Students’ impassioned call for livable wages, health benefits and job security has led a smattering of college and university strikes across the country to catch wind and spread. So much so, Temple University’s recent strike—lasting over a month—cost the school president his seat.
Grad student labor organizing has spiked in recent years, according to William A. Herbert, executive director of the National Center for the Study of Collective Bargaining in Higher Education and the Professions. He believes that graduate students have increasingly assumed the brunt of teaching and research responsibilities compared to tenured faculty, and, according to one of his articles, the employment growth of graduate students was triple that of tenured faculty. Herbert cites the cost of graduate student labor to be a leading catalyst to this trend. It’s simply far cheaper for students to do it than tenured faculty.
Livable wages, health benefits, and job security name just a few reasons students are incentivized to join a union, but when schools cannot meet their demands, clashes have emerged in the forms of strikes.
Here are some of the biggest colleges across the country that have dealt with the rise of a student union or clash with one since the start of the school year. Also included are a pair of schools that are voting to unionize soon.
Union students on strike
University of Michigan
The University of Michigan Ann Arbor filed an unfair labor practice charge against the Graduate Employees’ Organization (GEO) for violating Michigan law and a contract between the two parties when GEO went on strike last Wednesday. The school issued a statement believing the best way to resolve their differences is the bargaining table. Students are on fighting for higher wages.
“The situation for grad workers is pretty dire. Many of us are struggling to pay rent,” said Amir Fleischmann, contract committee chair for GEO, according to WNEM Saginaw. “Four out of five of us are considered rent burden by head standards and our workers are simply not going to accept a contract that doesn’t meet our needs.”
Chicago State University
More than 70 union members of The Chicago State University chapter of the University Professionals of Illinois went on strike on Monday after failed negotiations that lasted months.
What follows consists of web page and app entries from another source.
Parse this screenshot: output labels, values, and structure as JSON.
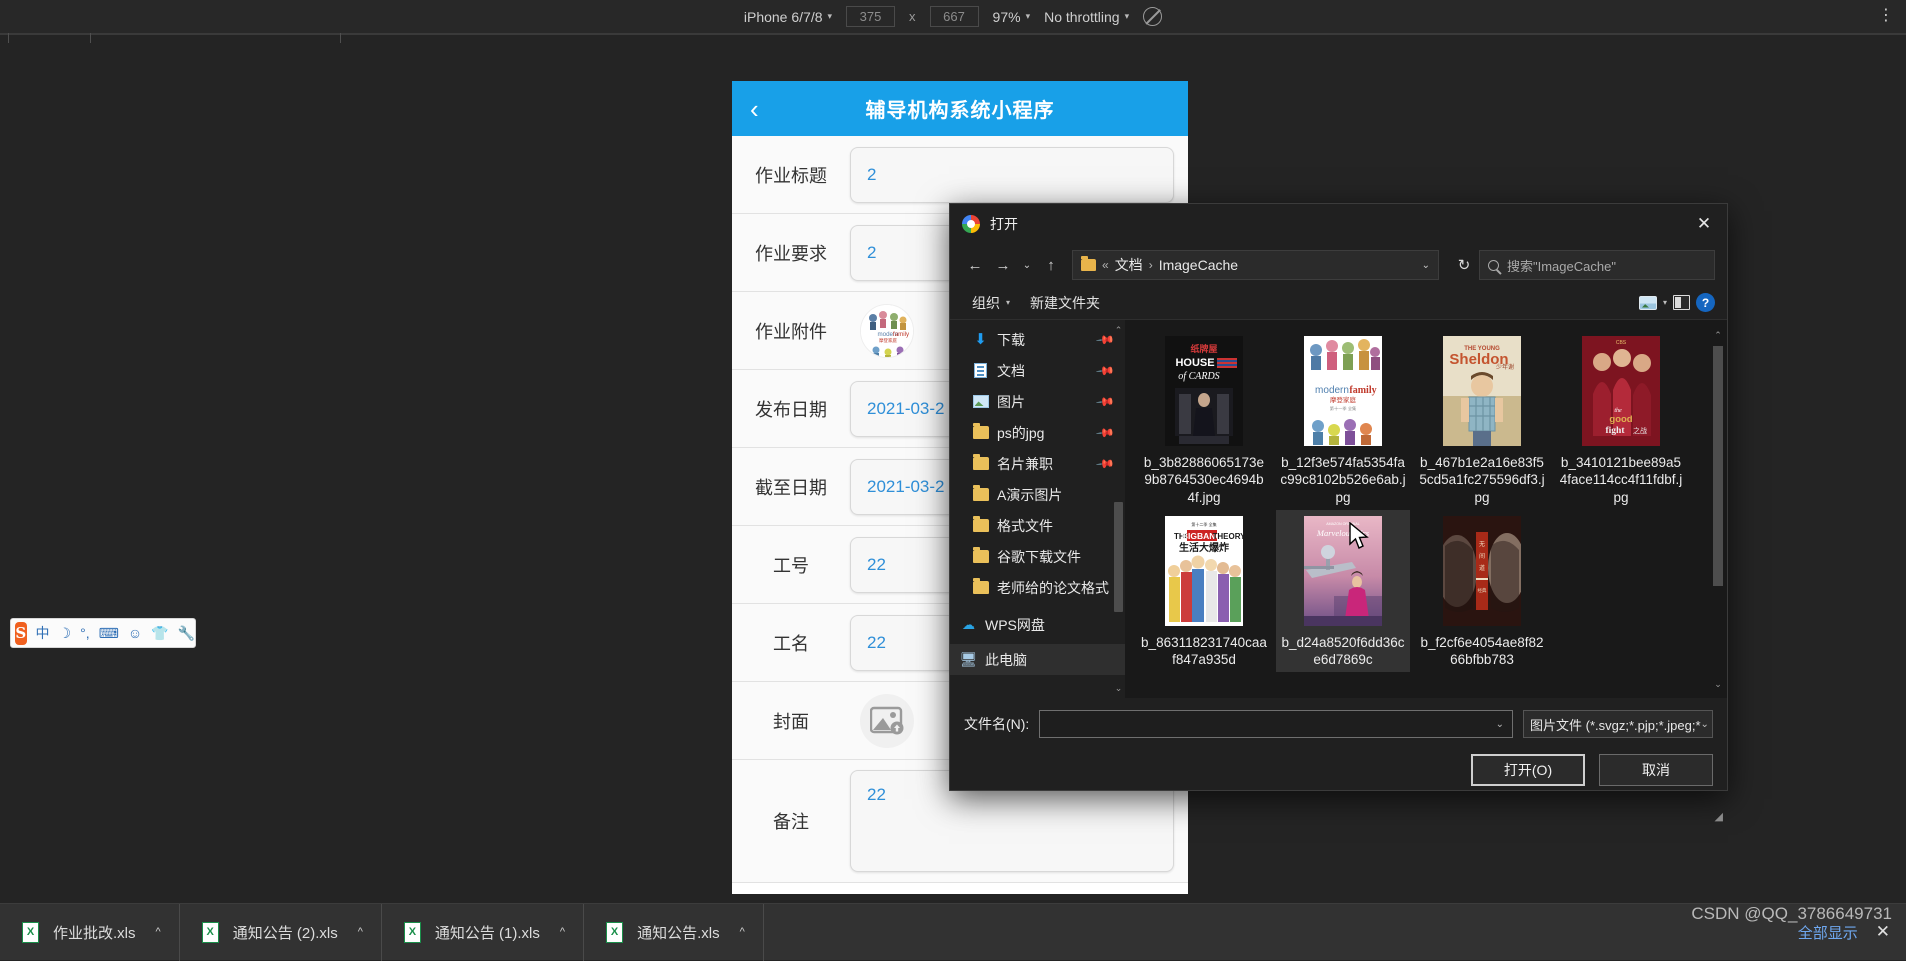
{
  "devtools": {
    "device": "iPhone 6/7/8",
    "width": "375",
    "height": "667",
    "x_separator": "x",
    "zoom": "97%",
    "throttling": "No throttling",
    "caret": "▾",
    "kebab": "⋮",
    "no_throttling_icon": "no-network-icon"
  },
  "phone": {
    "back_icon": "‹",
    "title": "辅导机构系统小程序",
    "rows": [
      {
        "label": "作业标题",
        "value": "2",
        "type": "text"
      },
      {
        "label": "作业要求",
        "value": "2",
        "type": "text"
      },
      {
        "label": "作业附件",
        "value": "",
        "type": "image"
      },
      {
        "label": "发布日期",
        "value": "2021-03-2",
        "type": "text"
      },
      {
        "label": "截至日期",
        "value": "2021-03-2",
        "type": "text"
      },
      {
        "label": "工号",
        "value": "22",
        "type": "text"
      },
      {
        "label": "工名",
        "value": "22",
        "type": "text"
      },
      {
        "label": "封面",
        "value": "",
        "type": "upload"
      },
      {
        "label": "备注",
        "value": "22",
        "type": "textarea"
      }
    ]
  },
  "dialog": {
    "title": "打开",
    "close_icon": "✕",
    "nav": {
      "back": "←",
      "forward": "→",
      "history": "⌄",
      "up": "↑"
    },
    "address": {
      "prefix": "«",
      "crumbs": [
        "文档",
        "ImageCache"
      ],
      "separator": "›",
      "caret": "⌄"
    },
    "refresh_icon": "↻",
    "search": {
      "placeholder": "搜索\"ImageCache\"",
      "icon": "search-icon"
    },
    "commands": {
      "organize": "组织",
      "organize_caret": "▾",
      "new_folder": "新建文件夹",
      "view_caret": "▾",
      "help": "?"
    },
    "sidebar": [
      {
        "label": "下载",
        "icon": "download-icon",
        "pinned": true
      },
      {
        "label": "文档",
        "icon": "document-icon",
        "pinned": true
      },
      {
        "label": "图片",
        "icon": "pictures-icon",
        "pinned": true
      },
      {
        "label": "ps的jpg",
        "icon": "folder-icon",
        "pinned": true
      },
      {
        "label": "名片兼职",
        "icon": "folder-icon",
        "pinned": true
      },
      {
        "label": "A演示图片",
        "icon": "folder-icon",
        "pinned": false
      },
      {
        "label": "格式文件",
        "icon": "folder-icon",
        "pinned": false
      },
      {
        "label": "谷歌下载文件",
        "icon": "folder-icon",
        "pinned": false
      },
      {
        "label": "老师给的论文格式",
        "icon": "folder-icon",
        "pinned": false
      },
      {
        "label": "WPS网盘",
        "icon": "cloud-icon",
        "pinned": false,
        "root": true
      },
      {
        "label": "此电脑",
        "icon": "computer-icon",
        "pinned": false,
        "root": true,
        "selected": true
      }
    ],
    "scroll": {
      "up": "⌃",
      "down": "⌄"
    },
    "files": [
      {
        "name": "b_3b82886065173e9b8764530ec4694b4f.jpg",
        "poster": "house-of-cards",
        "selected": false
      },
      {
        "name": "b_12f3e574fa5354fac99c8102b526e6ab.jpg",
        "poster": "modern-family",
        "selected": false
      },
      {
        "name": "b_467b1e2a16e83f55cd5a1fc275596df3.jpg",
        "poster": "young-sheldon",
        "selected": false
      },
      {
        "name": "b_3410121bee89a54face114cc4f11fdbf.jpg",
        "poster": "the-good-fight",
        "selected": false
      },
      {
        "name": "b_863118231740caaf847a935d",
        "poster": "big-bang-theory",
        "selected": false
      },
      {
        "name": "b_d24a8520f6dd36ce6d7869c",
        "poster": "marvelous-mrs-maisel",
        "selected": true
      },
      {
        "name": "b_f2cf6e4054ae8f8266bfbb783",
        "poster": "dark-portrait",
        "selected": false
      }
    ],
    "filename": {
      "label": "文件名(N):",
      "value": "",
      "caret": "⌄"
    },
    "filter": {
      "value": "图片文件 (*.svgz;*.pjp;*.jpeg;*",
      "caret": "⌄"
    },
    "buttons": {
      "open": "打开(O)",
      "cancel": "取消"
    },
    "resize_grip": "◢"
  },
  "ime": {
    "logo": "S",
    "items": [
      "中",
      "☽",
      "°,",
      "⌨",
      "☺",
      "👕",
      "🔧"
    ]
  },
  "downloads": {
    "items": [
      {
        "name": "作业批改.xls",
        "caret": "^"
      },
      {
        "name": "通知公告 (2).xls",
        "caret": "^"
      },
      {
        "name": "通知公告 (1).xls",
        "caret": "^"
      },
      {
        "name": "通知公告.xls",
        "caret": "^"
      }
    ],
    "show_all": "全部显示",
    "close": "✕"
  },
  "watermark": "CSDN @QQ_3786649731",
  "colors": {
    "accent_blue": "#18a0e8",
    "dialog_bg": "#202020",
    "file_pane_bg": "#191919",
    "selection": "#333333",
    "link_blue": "#6fa8f0",
    "field_text_blue": "#2f8fd8"
  }
}
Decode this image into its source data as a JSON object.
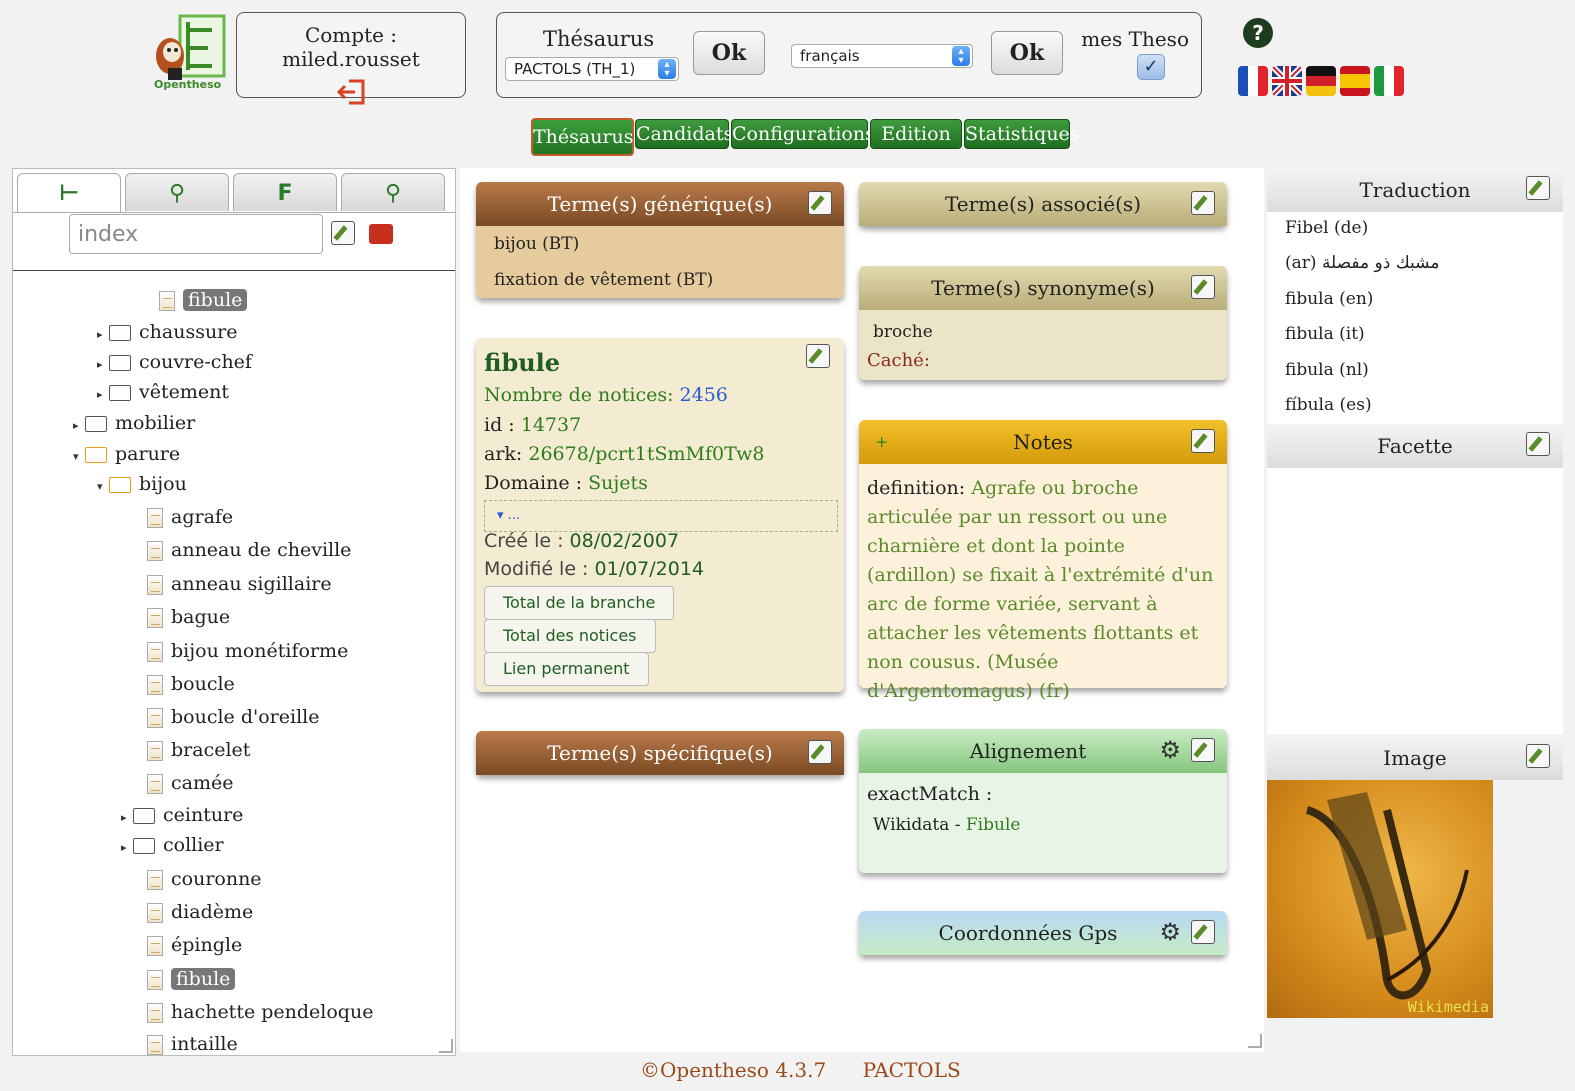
{
  "header": {
    "logo_text": "Opentheso",
    "account_label": "Compte : miled.rousset",
    "thesaurus_label": "Thésaurus",
    "thesaurus_selected": "PACTOLS (TH_1)",
    "ok_label": "Ok",
    "language_selected": "français",
    "ok2_label": "Ok",
    "mes_theso_label": "mes Theso",
    "help_symbol": "?"
  },
  "menu": [
    "Thésaurus",
    "Candidats",
    "Configurations",
    "Edition",
    "Statistiques"
  ],
  "tree": {
    "search_placeholder": "index",
    "top_selected": "fibule",
    "nodes": [
      {
        "label": "chaussure",
        "type": "folder"
      },
      {
        "label": "couvre-chef",
        "type": "folder"
      },
      {
        "label": "vêtement",
        "type": "folder"
      },
      {
        "label": "mobilier",
        "type": "folder"
      },
      {
        "label": "parure",
        "type": "folder-open"
      },
      {
        "label": "bijou",
        "type": "folder-open"
      },
      {
        "label": "agrafe",
        "type": "doc"
      },
      {
        "label": "anneau de cheville",
        "type": "doc"
      },
      {
        "label": "anneau sigillaire",
        "type": "doc"
      },
      {
        "label": "bague",
        "type": "doc"
      },
      {
        "label": "bijou monétiforme",
        "type": "doc"
      },
      {
        "label": "boucle",
        "type": "doc"
      },
      {
        "label": "boucle d'oreille",
        "type": "doc"
      },
      {
        "label": "bracelet",
        "type": "doc"
      },
      {
        "label": "camée",
        "type": "doc"
      },
      {
        "label": "ceinture",
        "type": "folder"
      },
      {
        "label": "collier",
        "type": "folder"
      },
      {
        "label": "couronne",
        "type": "doc"
      },
      {
        "label": "diadème",
        "type": "doc"
      },
      {
        "label": "épingle",
        "type": "doc"
      },
      {
        "label": "fibule",
        "type": "doc-selected"
      },
      {
        "label": "hachette pendeloque",
        "type": "doc"
      },
      {
        "label": "intaille",
        "type": "doc"
      }
    ]
  },
  "generic": {
    "title": "Terme(s) générique(s)",
    "items": [
      "bijou (BT)",
      "fixation de vêtement (BT)"
    ]
  },
  "concept": {
    "name": "fibule",
    "notices_label": "Nombre de notices:",
    "notices_value": "2456",
    "id_label": "id :",
    "id_value": "14737",
    "ark_label": "ark:",
    "ark_value": "26678/pcrt1tSmMf0Tw8",
    "domain_label": "Domaine :",
    "domain_value": "Sujets",
    "collapse_text": "▾ ...",
    "created_label": "Créé le :",
    "created_value": "08/02/2007",
    "modified_label": "Modifié le :",
    "modified_value": "01/07/2014",
    "btn_branch": "Total de la branche",
    "btn_notices": "Total des notices",
    "btn_link": "Lien permanent"
  },
  "specific": {
    "title": "Terme(s) spécifique(s)"
  },
  "associated": {
    "title": "Terme(s) associé(s)"
  },
  "synonyms": {
    "title": "Terme(s) synonyme(s)",
    "item": "broche",
    "hidden_label": "Caché:"
  },
  "notes": {
    "title": "Notes",
    "plus": "+",
    "def_label": "definition:",
    "def_text": "Agrafe ou broche articulée par un ressort ou une charnière et dont la pointe (ardillon) se fixait à l'extrémité d'un arc de forme variée, servant à attacher les vêtements flottants et non cousus. (Musée d'Argentomagus) (fr)"
  },
  "alignment": {
    "title": "Alignement",
    "match_label": "exactMatch :",
    "source": "Wikidata -",
    "target": "Fibule"
  },
  "gps": {
    "title": "Coordonnées Gps"
  },
  "translation": {
    "title": "Traduction",
    "items": [
      "Fibel (de)",
      "(ar) مشبك ذو مفصلة",
      "fibula (en)",
      "fibula (it)",
      "fibula (nl)",
      "fíbula (es)"
    ]
  },
  "facet": {
    "title": "Facette"
  },
  "image": {
    "title": "Image",
    "watermark": "Wikimedia"
  },
  "footer": {
    "version": "©Opentheso 4.3.7",
    "thesaurus": "PACTOLS"
  },
  "colors": {
    "accent_green": "#2e7d1a",
    "menu_green": "#2d862d",
    "brown": "#7a4a24"
  }
}
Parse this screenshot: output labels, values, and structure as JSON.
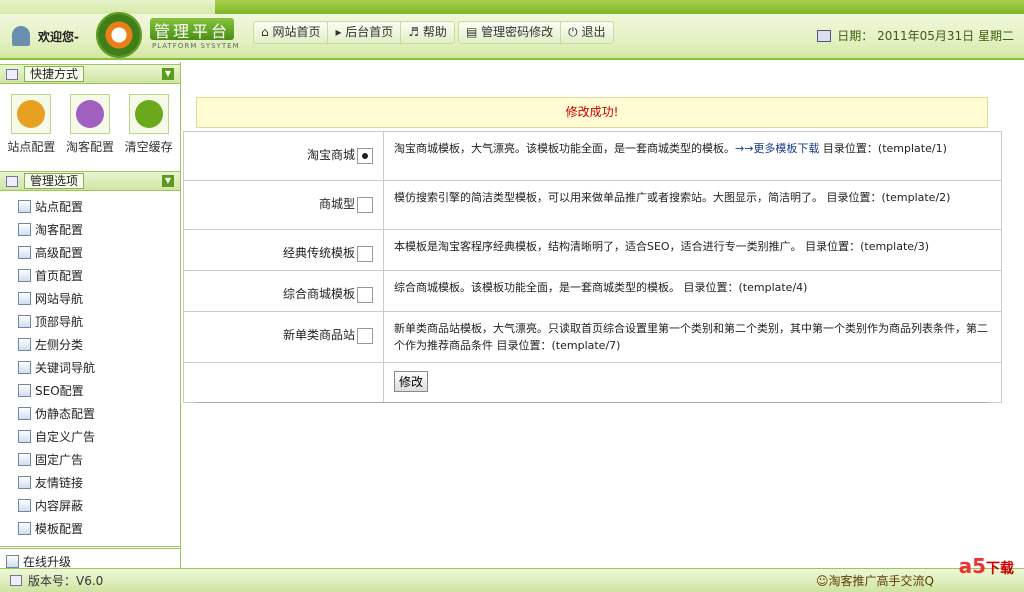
{
  "header": {
    "welcome": "欢迎您-",
    "logo_title": "管理平台",
    "logo_sub": "PLATFORM SYSYTEM",
    "nav": [
      {
        "label": "网站首页",
        "icon": "home-icon",
        "glyph": "⌂"
      },
      {
        "label": "后台首页",
        "icon": "play-icon",
        "glyph": "▸"
      },
      {
        "label": "帮助",
        "icon": "refresh-icon",
        "glyph": "♬"
      }
    ],
    "nav2": [
      {
        "label": "管理密码修改",
        "icon": "list-icon",
        "glyph": "▤"
      },
      {
        "label": "退出",
        "icon": "power-icon",
        "glyph": "⏻"
      }
    ],
    "date": "日期： 2011年05月31日 星期二"
  },
  "sidebar": {
    "shortcut_title": "快捷方式",
    "shortcuts": [
      {
        "label": "站点配置",
        "color": "#e8a020"
      },
      {
        "label": "淘客配置",
        "color": "#a060c0"
      },
      {
        "label": "清空缓存",
        "color": "#6aa81c"
      }
    ],
    "manage_title": "管理选项",
    "items": [
      "站点配置",
      "淘客配置",
      "高级配置",
      "首页配置",
      "网站导航",
      "顶部导航",
      "左侧分类",
      "关键词导航",
      "SEO配置",
      "伪静态配置",
      "自定义广告",
      "固定广告",
      "友情链接",
      "内容屏蔽",
      "模板配置"
    ],
    "upgrade": "在线升级"
  },
  "main": {
    "message": "修改成功!",
    "rows": [
      {
        "name": "淘宝商城",
        "checked": true,
        "desc": "淘宝商城模板，大气漂亮。该模板功能全面，是一套商城类型的模板。",
        "link": "→→更多模板下载",
        "loc": " 目录位置：(template/1)"
      },
      {
        "name": "商城型",
        "checked": false,
        "desc": "模仿搜索引擎的简洁类型模板，可以用来做单品推广或者搜索站。大图显示，简洁明了。",
        "link": "",
        "loc": " 目录位置：(template/2)"
      },
      {
        "name": "经典传统模板",
        "checked": false,
        "desc": "本模板是淘宝客程序经典模板，结构清晰明了，适合SEO，适合进行专一类别推广。",
        "link": "",
        "loc": " 目录位置：(template/3)"
      },
      {
        "name": "综合商城模板",
        "checked": false,
        "desc": "综合商城模板。该模板功能全面，是一套商城类型的模板。",
        "link": "",
        "loc": " 目录位置：(template/4)"
      },
      {
        "name": "新单类商品站",
        "checked": false,
        "desc": "新单类商品站模板，大气漂亮。只读取首页综合设置里第一个类别和第二个类别，其中第一个类别作为商品列表条件，第二个作为推荐商品条件",
        "link": "",
        "loc": " 目录位置：(template/7)"
      }
    ],
    "submit": "修改"
  },
  "footer": {
    "version": "版本号：V6.0",
    "right": "☺淘客推广高手交流Q",
    "watermark": "a5下载 xiazai.com"
  }
}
Temple’s graduate student union comprising 750 students went on strike on Jan. 31, the first one in the graduate union’s history. The school reacted by withdrawing tuition assistance and cutting health benefits to those who participated. The strike helped exacerbate campus crime rates and coupled with Temple’s decline in enrollment, a poll taken by Temple News discovered the school’s president, Jason Wingard, had a 92% negative approval rating. Wingard soon promptly resigned, unable to continue his mission amid community animosity.
University of California
The largest academic strike in U.S. labor history late last year—amassing a total of 48,000 employees—led to a deal that neither the school nor the school’s unions are satisfied with. While the unions did win a pay increase, many claim that it does not cover California’s steep living costs, which is partly why 38% of union students rejected UC’s offer. Updated accommodations include transportation subsidies and health benefits. One source projects UC’s deal with the unions will force them to fork out an additional $570 million, which may lead to reductions in graduate student enrollment.
The school has recently decided to retroactively dock the pay of those 48,000 workers. Expect another round of tough negotiations in 2024.
Students who won the vote to unionize
University of Chicago
In a landslide win in March, a graduate union comprising over 3,000 students won their bid to unionize. Key contract goals include increasing wages and benefits, according to the union’s campaign platform. 1,696 voted in favor of the union, compared to 155 who voted against it.
They will now begin contract negotiations.
Johns Hopkins University
In a landslide, 97% of students elected to unionize on the first of February. Their main points of negotiation are livable wages, improved support for international students, and safe workspaces, to name a few.
Of the 2,000 votes cast to form a bargaining unit for graduate students and researchers, 91% voted yes in January. The union Local 33-UNITE HERE was partly inspired by the recent decisions to unionize at other Ivy League schools such as Harvard and Columbia.
Protests erupted during the fall semester when the school refused to recognize a partnership between the Northwestern Graduate Student Workers Union (NUGW) and the nationally present United Electric, Radio and Machine Workers of America (UE). As a result, graduates successfully voted to unionize last month with a whopping 93.5% majority, citing a desire for higher stipends, health insurance, paid sick days, and PTO.
With expertise from UE, NUGW will soon begin formal negotiations with the school.